The hardest element of audio editing was finding two parts of a phrase uttered by Jeremy Kyle which I could piece together for the crucial part of the dialogue, which makes it the most unrealistic sounding part of the piece. For the music I took the main theme tune from an episode of JK and segued it with the walk on music for another episode.  This transition is not very smooth but is similar to the style of JK’s official YouTube videos. For Gogglebox I recorded myself doing an impression of Gogglebox narrator Craig Cash as a voice over. I didn’t have access to a condenser mic so as a cheat I used the on board mic on my iPhone and a Shure Beta 57a dynamic mic and mixed them on Adobe Audition. To underline this I used the YouTube video of ‘Perfect World’ by ‘Kodaline’ (Gogglebox’s theme tune) as a bed.



YouTube. (2017). ‘Benefits Cheat’ Mother Accused of Working While Claiming | The Jeremy Kyle Show. [online] Available at: [Accessed 9 Mar. 2017].

YouTube. (2017). Glamour Model Granny’s Naked Pictures Stun the Audience | The Jeremy Kyle Show. [online] Available at: [Accessed 9 Mar. 2017].

YouTube. (2017). Gogglebox 2013 S02E07. [online] Available at: [Accessed 9 Mar. 2017].

YouTube. (2017). Jeremy Slams Hypocritical Mother | The Jeremy Kyle Show. [online] Available at: [Accessed 9 Mar. 2017].

YouTube. (2017). Kodaline – Perfect World. [online] Available at: [Accessed 14 Mar. 2017].

YouTube. (2017). Lie Detector Exposes ‘Love Rat’ Boyfriend | The Jeremy Kyle Show. [online] Available at: [Accessed 9 Mar. 2017].


YouTube. (2017). Cassetteboy vs The Bloody Apprentice. [online] Available at: [Accessed 9 Mar. 2017].

YouTube. (2017). Time Trumpet – Dragons Den – Cake Shield. [online] Available at: [Accessed 9 Mar. 2017].





Two Birds, One Stone (Dom Kerridge Phone Film)

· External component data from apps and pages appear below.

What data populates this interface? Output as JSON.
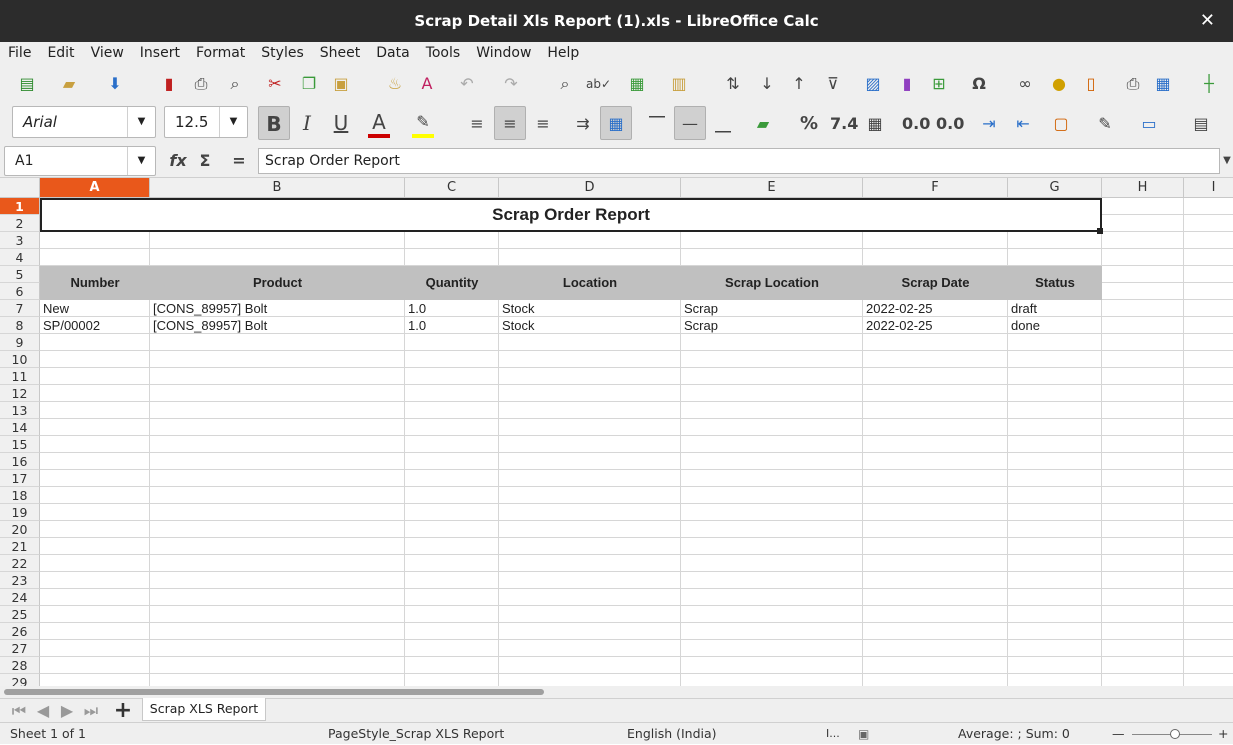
{
  "window": {
    "title": "Scrap Detail Xls Report (1).xls - LibreOffice Calc",
    "close_glyph": "✕"
  },
  "menu": [
    "File",
    "Edit",
    "View",
    "Insert",
    "Format",
    "Styles",
    "Sheet",
    "Data",
    "Tools",
    "Window",
    "Help"
  ],
  "toolbar": {
    "font_name": "Arial",
    "font_size": "12.5",
    "font_color": "#cc0000",
    "highlight_color": "#ffff00",
    "bold_label": "B",
    "italic_label": "I",
    "underline_label": "U",
    "percent_label": "%",
    "number_label": "7.4",
    "add_decimal_label": "0.0",
    "del_decimal_label": "0.0"
  },
  "formula": {
    "cell_ref": "A1",
    "value": "Scrap Order Report",
    "fx_label": "fx",
    "sigma_label": "Σ",
    "equals_label": "="
  },
  "columns": [
    "A",
    "B",
    "C",
    "D",
    "E",
    "F",
    "G",
    "H",
    "I"
  ],
  "rows": [
    "1",
    "2",
    "3",
    "4",
    "5",
    "6",
    "7",
    "8",
    "9",
    "10",
    "11",
    "12",
    "13",
    "14",
    "15",
    "16",
    "17",
    "18",
    "19",
    "20",
    "21",
    "22",
    "23",
    "24",
    "25",
    "26",
    "27",
    "28",
    "29"
  ],
  "sheet": {
    "title": "Scrap Order Report",
    "headers": [
      "Number",
      "Product",
      "Quantity",
      "Location",
      "Scrap Location",
      "Scrap Date",
      "Status"
    ],
    "data": [
      [
        "New",
        "[CONS_89957] Bolt",
        "1.0",
        "Stock",
        "Scrap",
        "2022-02-25",
        "draft"
      ],
      [
        "SP/00002",
        "[CONS_89957] Bolt",
        "1.0",
        "Stock",
        "Scrap",
        "2022-02-25",
        "done"
      ]
    ]
  },
  "tabs": {
    "add_label": "+",
    "active": "Scrap XLS Report"
  },
  "status": {
    "sheet": "Sheet 1 of 1",
    "page_style": "PageStyle_Scrap XLS Report",
    "language": "English (India)",
    "ime": "I...",
    "summary": "Average: ; Sum: 0",
    "zoom_minus": "—",
    "zoom_plus": "+"
  }
}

When I told my wife I had been given the task of making a film with a mobile phone, utilising video editing apps and special techniques, she came up with a brilliant idea. ‘Why not do a time lapse of tidying the kitchen? It will look like you’re doing it super fast’. Only after she had left for work that morning did it dawn on me that she had just tricked me into doing a chore that neither of us wanted to do, but seeing as I didn’t have a better idea  I pressed on. It was very difficult to find any time lapse apps that were any better than the iPhone’s built in function, so this is what I used. As an extra dimension to the piece, I thought it would be neat to include a slow mo of a coffee being made.  I downloaded the app ‘SloMo’ by Beautiful Video Project Inc. and although this did seem to have nicer filters than the iPhone native app, it was considerably jerky, and seeing as I couldn’t pick a frame rate, I assumed it was probably taking less that the 240FPS my iPhone can achieve. This is why most of the coffee clips in my video are taken through the iPhone’s slow motion feature, but a couple are done using the SloMo app for added colour. I also used video filter apps ‘Cromic’ by Lucky Clan and ‘Video Filters’ by Jin Jeon which were able to add filters to the coffee shots I had already taken. I think my favourite setting on Cromic was ‘Gramercy Vintage’ which gave deep earthy tones to the image – it worked so well that I would rename this setting ‘coffee filter’.